Not surprisingly drug companies do everything they can to get doctors to prescribe their products. It matters not that their medications are no better than generics, that their medications cost more than the annual average income in the U.S., that there are other better drugs available. They pay for the ads and for the prominence of the drug recommendations.
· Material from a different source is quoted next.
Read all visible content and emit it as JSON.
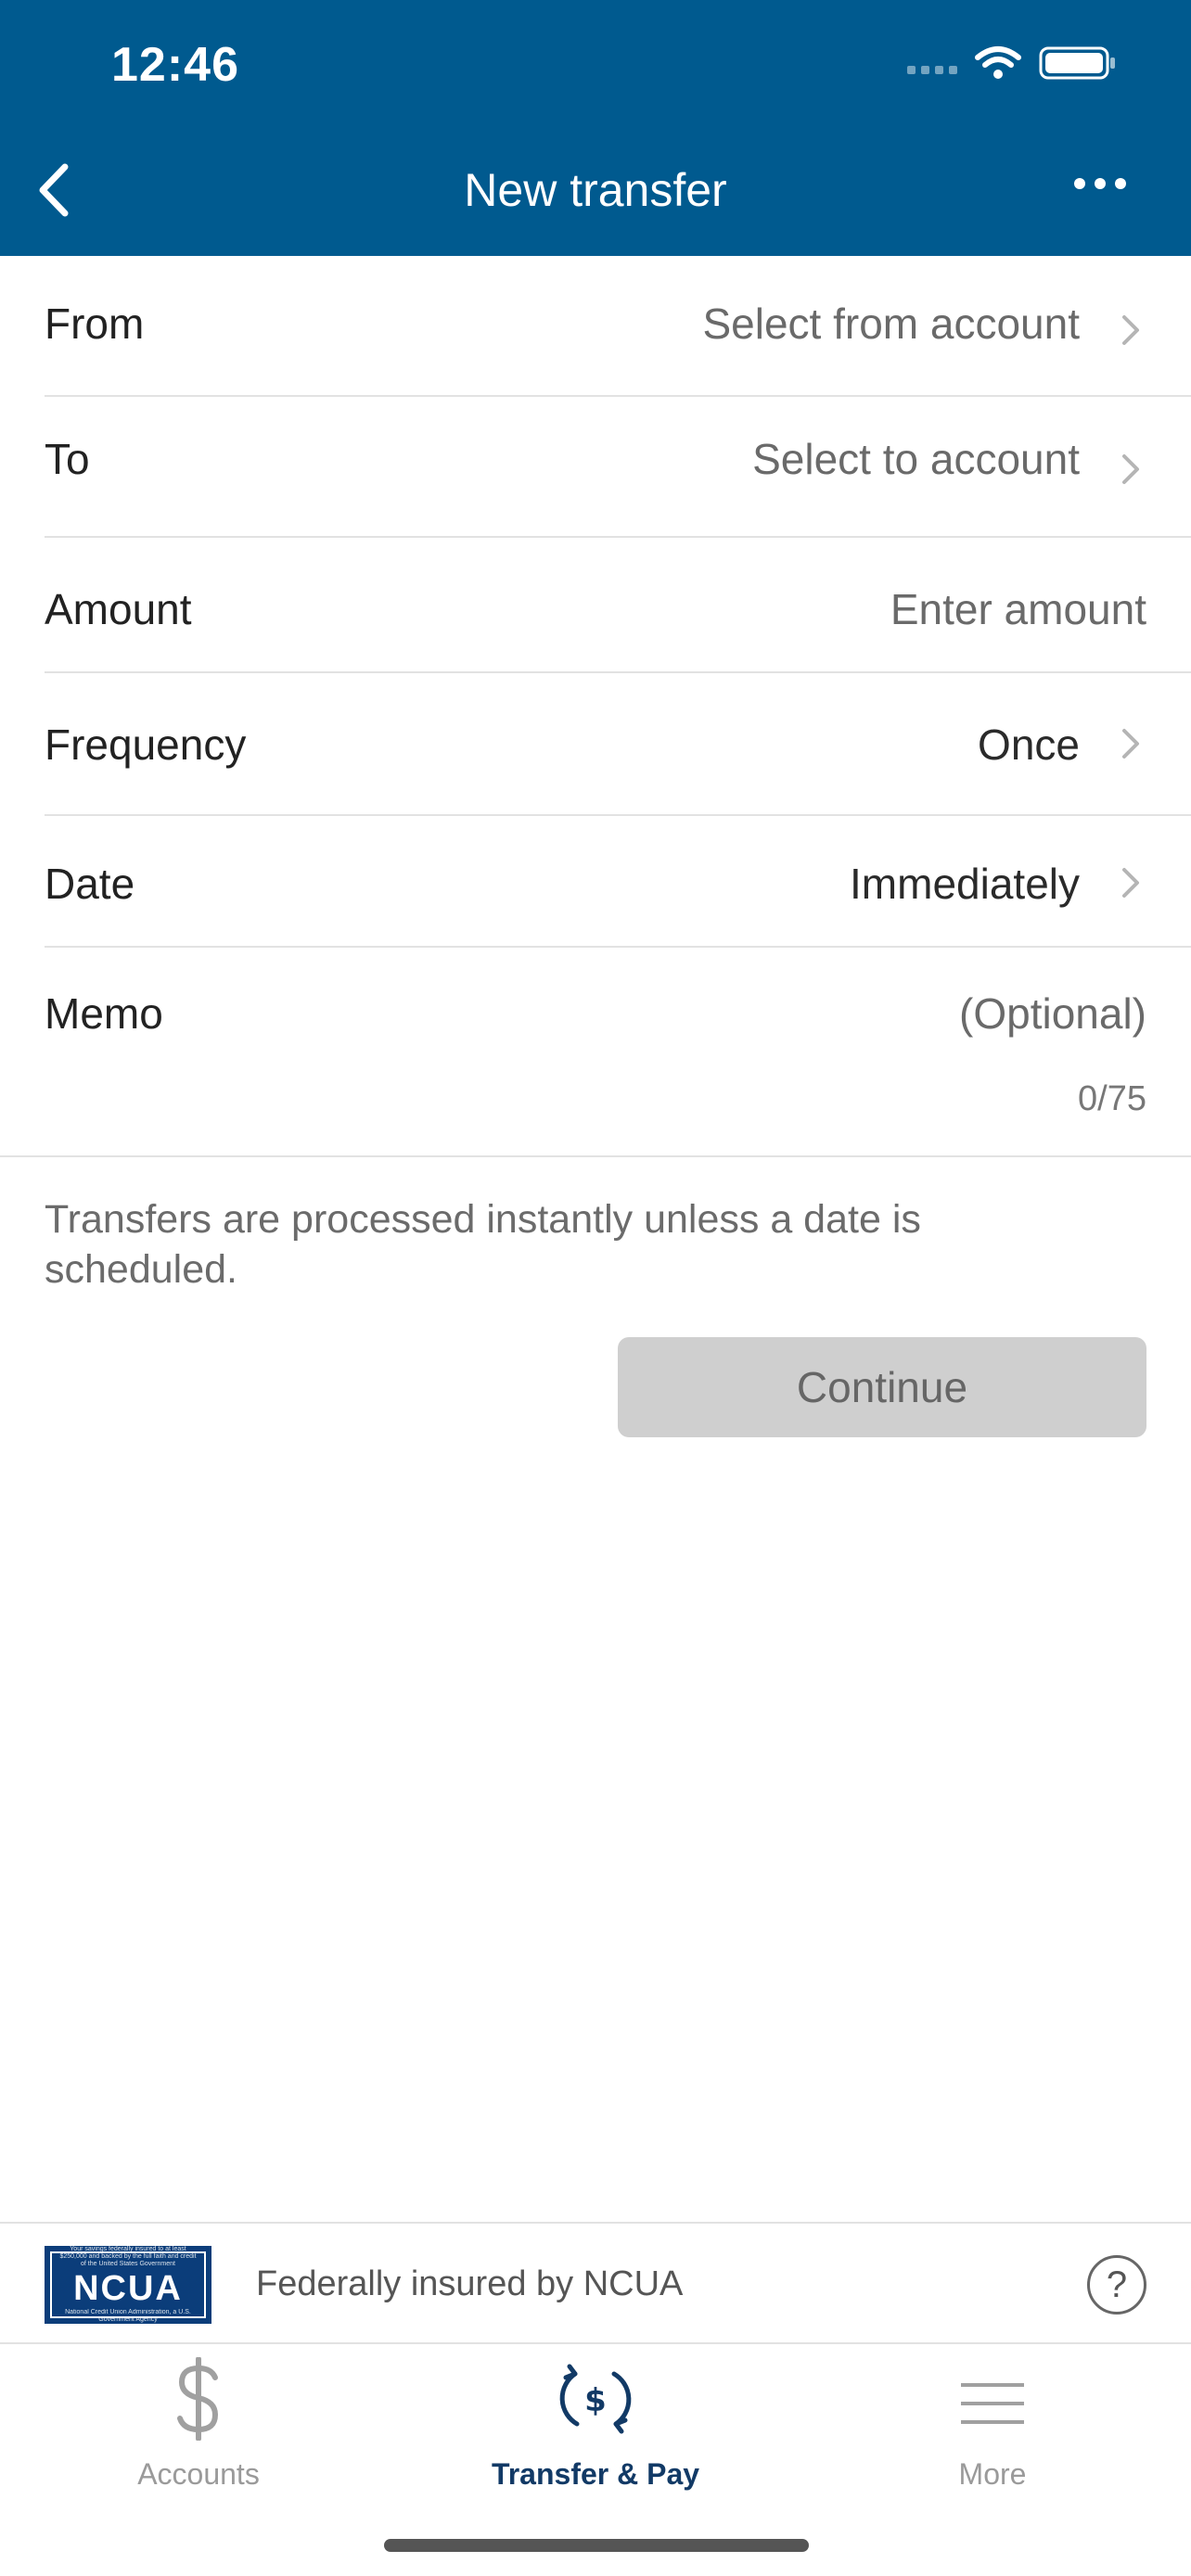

Take the “wonderful” free app Epocrates: Please.
But like so much else on the Web, “free” comes with a price: doctors must wade through marketing messages on Epocrates that try to sway their choices of which drugs to prescribe.
However, the marketing through Epocrates is more insidious, according to Dr. Adriane Fugh-Berman, an associate professor of medicine at Georgetown University and founder of PharmedOut, a nonprofit group critical of drug companies’ marketing practices.
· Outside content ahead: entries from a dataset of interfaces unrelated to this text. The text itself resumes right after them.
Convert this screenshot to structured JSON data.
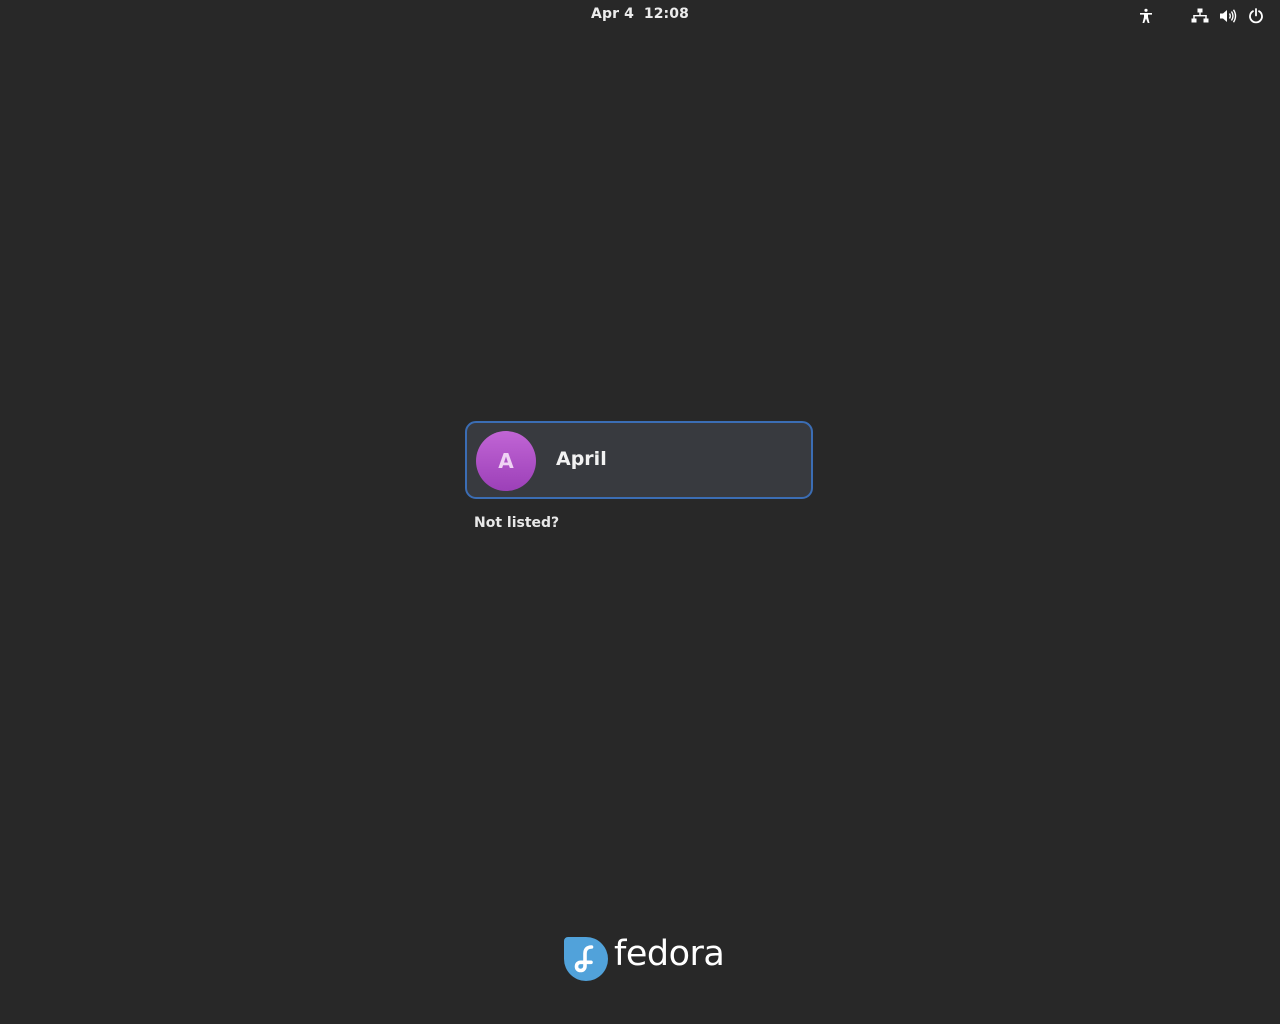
{
  "topbar": {
    "clock": "Apr 4  12:08",
    "icons": {
      "accessibility": "accessibility-icon",
      "network": "network-wired-icon",
      "volume": "volume-icon",
      "power": "power-icon"
    }
  },
  "login": {
    "users": [
      {
        "name": "April",
        "initial": "A",
        "avatar_color": "#b255cb"
      }
    ],
    "focus_color": "#3b6db4",
    "not_listed_label": "Not listed?"
  },
  "branding": {
    "logo_text": "fedora",
    "logo_color": "#51a2da"
  }
}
“With targeted ads in Google, you may buy something that’s an unwise purchase,” she said. “But when a physician is influenced in Epocrates, it’s the patient (Medicynical addendum: and insurer) who’s bearing the financial and health risk.”
Dr. Fugh-Berman and other critics of drug marketing say the apps promote more expensive and sometimes less effective drugs. The companies say they are helping doctors find the best medicines.
Medicynical Note: This type advertising costs us all money, whether we pay directly for the medication or our insurer covers the cost. Doctors have lived too long in the world where cost is not a consideration in their treatment options. We need to encourage value, as well as efficacy, in health care. The U.S. has the most expensive, most inefficient and perhaps only non system of health care operational in the industrialized world. We can do better……..maybe.